Though so long acquainted with the compass, the Chinese have always been as unenterprising in sailoring as in everything else, and seldom lose sight of the land, if they can help it. Their fondness for hugging the coast was very noticeable to me, and, unused to the constant vigilance and care which a long sea voyage demands, their system of duty was very lax and careless. There were no proper watches; at nightfall the Ty Kong used quietly to lower about three reefs of the main-sail and the whole of the mizzen. All the crew would then go to their cabin, leaving the helmsmen alone on deck. At midnight a supper was prepared, and the sleepers awakened. The meal ended, the helm would be relieved and the men retired to their berths again.

At this rate it may be supposed that we made slow progress, and more than one incipient mutiny had to be dealt with, some of the crew refusing [120] to work, and the soldiers complaining on the far from unreasonable ground that they had not enough to eat. We spoke several northward-bound vessels, both native and foreign, to whom we wished to entrust the discontented warriors, but these ships one and all gratefully but firmly declined the compliment. By dint of necessity, aided by the mandarin's promises, we struggled along, and as everything must come to an end some time or other, we reached our port at the beginning of January.

I have little more to add. Ki-Chang showed himself grateful, and not only entertained me royally, but gave me substantial pecuniary aid, a thing I was in very pressing need of. Of course I have long since repaid his loan.

I obtained a passage in a French steamer to Callao, whence I made my way overland to San Francisco. I called on Mr. H——, who informed me that the Columbia (not then in port) had made another successful trip, but with results so diminished in the pecuniary sense that he had determined not to risk her again for inadequate profits.
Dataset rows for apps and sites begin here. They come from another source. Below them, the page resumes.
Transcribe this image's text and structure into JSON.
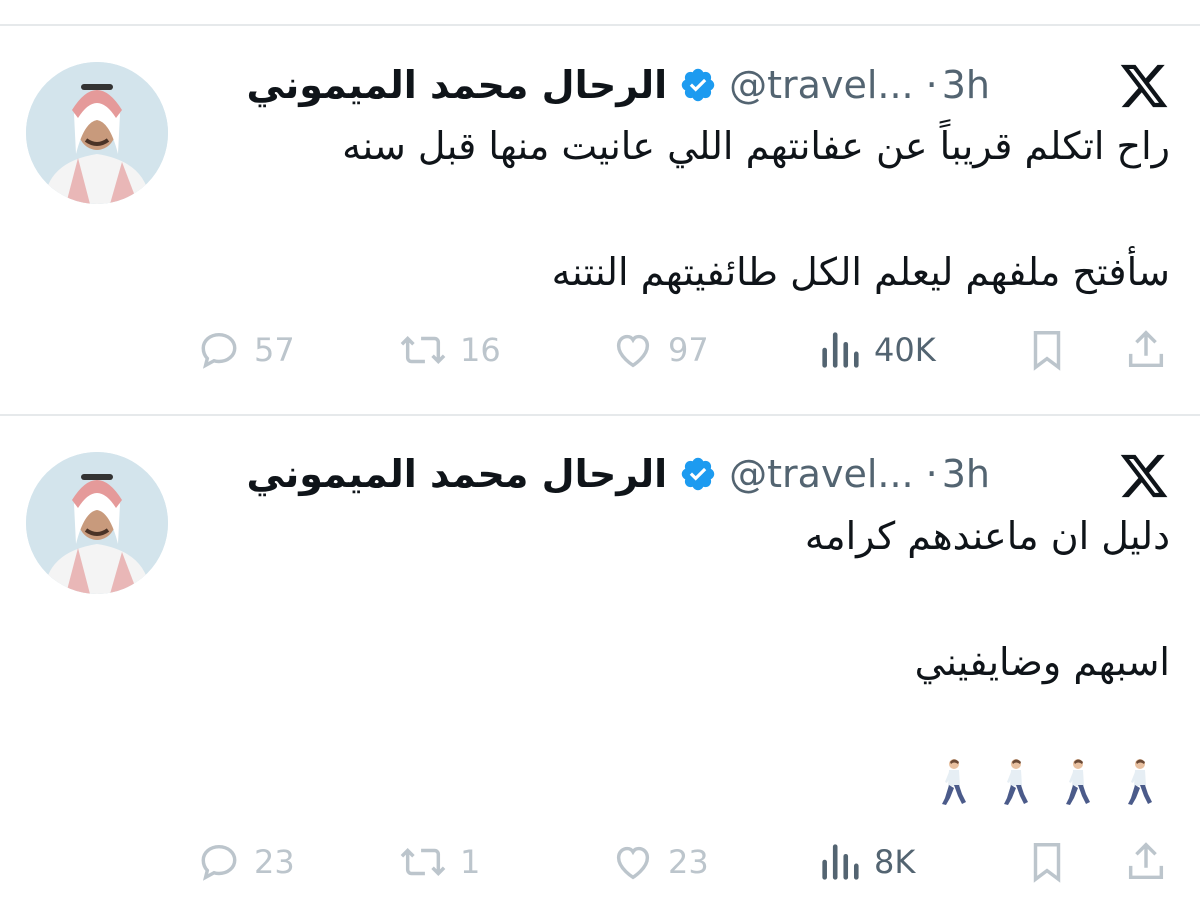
{
  "tweets": [
    {
      "display_name": "الرحال محمد الميموني",
      "handle": "@travel...",
      "separator": "·",
      "time": "3h",
      "lines": [
        "راح اتكلم قريباً عن عفانتهم اللي عانيت منها قبل سنه",
        "سأفتح ملفهم ليعلم الكل طائفيتهم النتنه"
      ],
      "emoji": [],
      "replies": "57",
      "retweets": "16",
      "likes": "97",
      "views": "40K"
    },
    {
      "display_name": "الرحال محمد الميموني",
      "handle": "@travel...",
      "separator": "·",
      "time": "3h",
      "lines": [
        "دليل ان ماعندهم كرامه",
        "اسبهم وضايفيني"
      ],
      "emoji": [
        "person-walking",
        "person-walking",
        "person-walking",
        "person-walking"
      ],
      "replies": "23",
      "retweets": "1",
      "likes": "23",
      "views": "8K"
    }
  ],
  "colors": {
    "text": "#0f1419",
    "muted": "#536471",
    "action_icon": "#bcc5cc",
    "verified_blue": "#1d9bf0",
    "divider": "#e6e9eb"
  },
  "icons": {
    "brand": "x-logo-icon",
    "verified": "verified-badge-icon",
    "reply": "reply-icon",
    "retweet": "retweet-icon",
    "like": "heart-icon",
    "views": "views-bar-chart-icon",
    "bookmark": "bookmark-icon",
    "share": "share-icon"
  }
}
Columbia, I may say, was not the steamer's real name.

I next met Webster at Sydney. The explanation of my being left behind at Port Arthur was [121] simple enough. The "houtcast" had taken so many "caulkers" of rum during the day that he became oblivious to the fact of my being ashore, and Chubb took it for granted that I had returned on board, especially as I had sent back the boat in which I landed with the Chinese agent. My absence was not noted until the small hours of the ensuing morning, when the swift steamer was far enough away. Webster wanted to put back for me, but Chubb, whose regards were strictly confined to number one, decided against it, coolly saying that they could pick me up next trip, and that as it was Webster's fault I had been left, he, Webster, might if he liked swim back for me. This unmessmate-like conduct, when recounted to me, so excited my ire, that if the worthy Chubb had been within kicking distance at the time, he should have known something further about it. I have not, however, seen him since.

Such were the things I saw and did where the Dragon Flag waves in splendid impotence. I took no notes of anything, excepting as to the build and fittings of the junk, and that merely for my own information, and it was not until long after that the idea of writing an account of these occurrences entered my mind; but I can trust my [122] memory for the main events. If my little narrative should for only a few furnish not merely entertainment but admonition, I shall not have gone through quite uselessly my varied and painful experience of life.


Richard Clay & Sons, Limited, London & Bungay.